Swiftly moving back and forth in time, and crossing two oceans, the story follows the team and its supporters as the dangerous mission unfolds.
A chilling story that reads like it was ripped from the day’s headlines, it is, in short, the kind of page-turner that international thriller fans will love. I received a complimentary copy of this book, and I give it four stars for a darned good first novel.
Rod Strong enlisted in the army with the objective of becoming a member of the Old Guard Sentinels, the soldiers who guard the Tomb of the Unknown Soldiers. With war raging in the Middle East, though, he’s required to do his deployment. An injury makes it seemingly impossible for him to fulfill his dream, but Rod is determined to live up to his surname.

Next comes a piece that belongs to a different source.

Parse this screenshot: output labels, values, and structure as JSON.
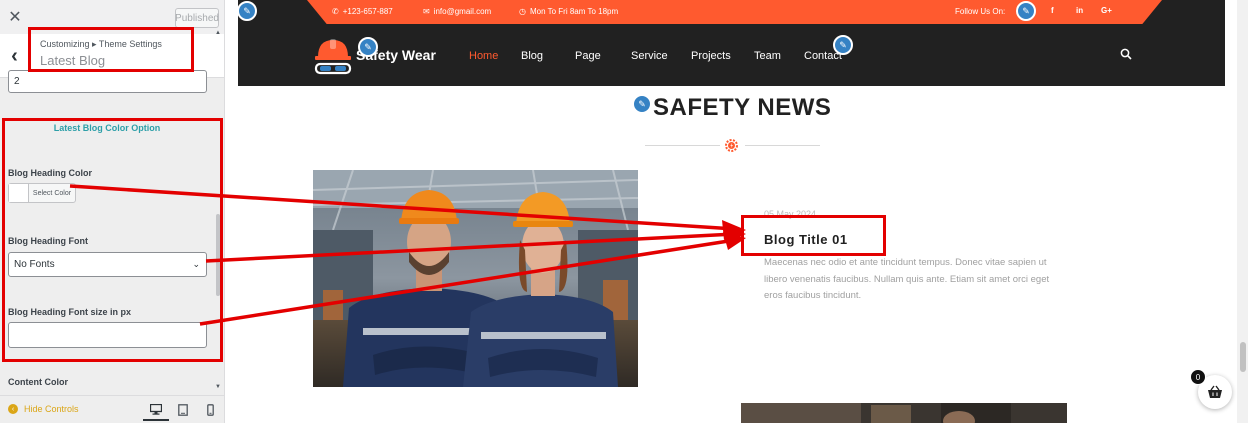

Twenty-One Steps of Courage by Sarah Bates is the story of courage and determination that follows Rod through war, recovery, and the intensely hard work of trying to achieve an impossible dream. The author has done a fairly good job of showing aspects of a soldier’s life that seldom make it into popular media, or even the mass media.
A well-written story that will stay with you long after you stop reading. I received a free copy of this book in exchange for my unbiased review. I give it four stars.
The view was idyllic, but with a body that’s been trampled by horses, DI Keith Tremayne is not appreciating it. There’s more in the village of Coombe than meets the eye, and he’s determined to get to the bottom of it. Death at Coombe Farm by Phillip Strang is another offering in the DI Tremayne series that will keep you thrilled from the very first page. The author has an amazing ability to pack tons of procedural details and background information into the story in a way that’s interesting rather than boring, and keeps the reader guessing until Tremayne eventually stumbles—plods—into the truth.
I received a complimentary copy of this book, and thoroughly enjoyed it. I give it four stars.
Some people like to read the end of a book before the beginning, and some people absolutely hate reading series books out of order. Lee Child, who writes the Best Reading Order series, writes for the latter. In his book Jack Reacher Series: Best Reading Order, he lists all the Reacher series books up to the 2017 publication date, with a synopsis and commentary.
You really don’t need this. If you’re not a read from the top type, you won’t care, and if you already are, well, you don’t need to be told. But, at 99 cents, what have you got to lose? If you haven’t read the books, this is a good way to get a sneak look at the ones you’ve yet to read.
Not a total waste. I give it four stars. It was technically well done, and I did find a nugget or two of useful information. I received a free copy of this book.